Also look at nearby trees. How much shade do they create? Coniferous trees such as pines can be useful for reducing summertime temperatures in the greenhouse, but because they provide shade year-round, during winter they may block sunlight when it’s most needed for warmth. Deciduous trees such as oaks, maples and other leafy varieties can also offer heat-regulating shade in the summer, and because they shed their leaves in the fall, they won’t block much-needed wintertime sunlight.


Many unique designs are available in kit form. This version from Gothic Arch Greenhouses is ideal for cold climates, as the arched roof design readily sheds snow.

Foundation is everything
Whether you’re building your own custom-designed greenhouse or you’ve opted for a ready-to-assemble kit, you have to start with a strong, level and square foundation. Without a properly constructed base, your greenhouse will settle over time, and as it shifts, it can stress and warp the glazing, causing it to crack or shatter.

To build a foundation that will last, start by digging a hole slightly larger than the perimeter of the greenhouse to a depth of 12 in. Line the hole with landscape fabric; then backfill with 7 in. of compacted Class V crushed gravel.

Use pressure-treated 6x6 posts for the foundation structure. Cut corner half-lap joints at the ends of each of the 6x6s (see illustration, above). Lay the beams in place on top of the Class V and check to make sure the framework is square by measuring the diagonals — the two measurements should be equal. Screw the corners together using either galvanized or stainless steel 3/8-in.- dia. x 4-1/2-in.-long lag screws.

To allow for good drainage, fill the interior space of the foundation frame with gravel; then use additional Class V around the outside of the framework to fill in any space between the foundation and the surrounding soil.

Creating a happy environment
To get the most out of your greenhouse, consider add-ons that extend the growing season and help to keep plants healthy.

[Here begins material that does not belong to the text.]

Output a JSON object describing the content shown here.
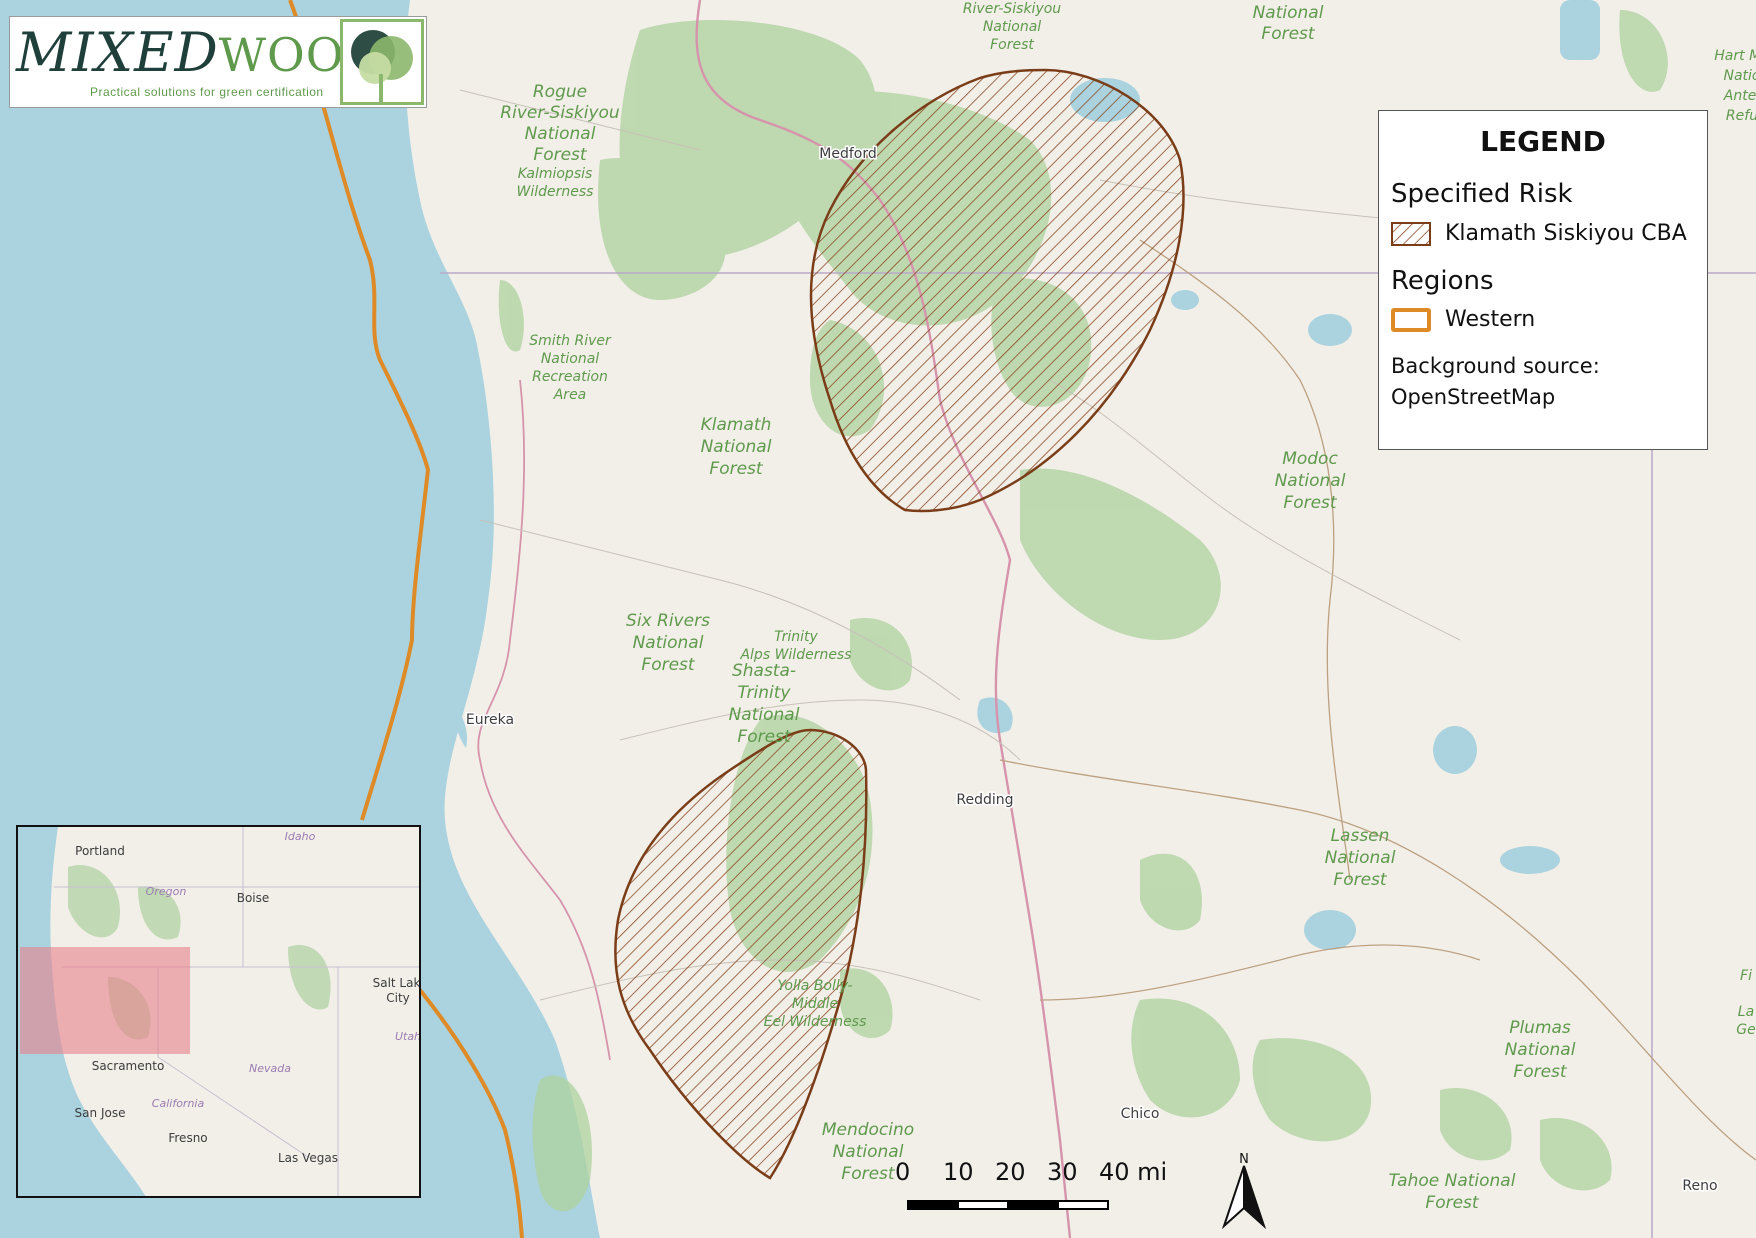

For example, you may want to purchase a misting system to prevent plants from getting too hot and to maintain proper humidity. (Small misting kits can be found for as little as $50.) Inexpensive additions such as fan kits, louvered windows and temperature-controlled roof vents not only aid cross-ventilation and help to keep the air temperature from getting too hot but also help to prevent the growth of plant-damaging molds and bacteria.

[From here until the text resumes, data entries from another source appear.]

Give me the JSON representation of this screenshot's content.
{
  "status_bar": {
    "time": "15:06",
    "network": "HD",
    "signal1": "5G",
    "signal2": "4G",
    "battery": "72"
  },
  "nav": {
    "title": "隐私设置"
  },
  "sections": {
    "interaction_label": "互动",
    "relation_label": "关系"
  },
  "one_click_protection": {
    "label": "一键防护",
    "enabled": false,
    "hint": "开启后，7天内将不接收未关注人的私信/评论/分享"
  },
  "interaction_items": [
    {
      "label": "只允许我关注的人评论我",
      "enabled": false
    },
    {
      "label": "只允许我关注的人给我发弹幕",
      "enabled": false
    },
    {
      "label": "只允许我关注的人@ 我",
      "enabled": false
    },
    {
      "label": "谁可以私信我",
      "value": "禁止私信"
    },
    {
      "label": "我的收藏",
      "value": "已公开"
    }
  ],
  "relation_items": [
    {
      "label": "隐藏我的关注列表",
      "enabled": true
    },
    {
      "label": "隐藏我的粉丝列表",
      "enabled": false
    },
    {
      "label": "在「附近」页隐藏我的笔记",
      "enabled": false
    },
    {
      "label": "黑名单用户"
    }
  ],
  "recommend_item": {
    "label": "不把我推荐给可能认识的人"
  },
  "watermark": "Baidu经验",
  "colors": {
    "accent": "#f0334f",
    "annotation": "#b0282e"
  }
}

Temperature-controlled automatic roof vents help to regulate the greenhouse’s daytime temperatures by opening when it gets too hot inside the building.


Louvered windows allow for proper cross-ventilation. Notice the temperature-actuated piston — when the temperature gets too hot, the window automatically opens.

Though greenhouses can get very hot during the day, they can also get quite cold overnight or during winter. To battle temperature fluctuations, consider investing in a heating system. Auxiliary heaters include portable radiant units powered by natural or liquified-petroleum (LP) gas, small electric space heaters, ceramic and infrared heaters and forced-air blowers. Prices for small electric or ceramic heaters start at about $50; prices for larger gas heaters begin at about $300. The size, type and location of your greenhouse will ultimately determine what you should purchase.

As with any project, talk to local experts to learn what works best for your area; then determine your budget and buy accordingly. With proper research, planning and preparation, you can create a greenhouse that is a delight to look at and to work in — and save yourself time and money at the grocery store.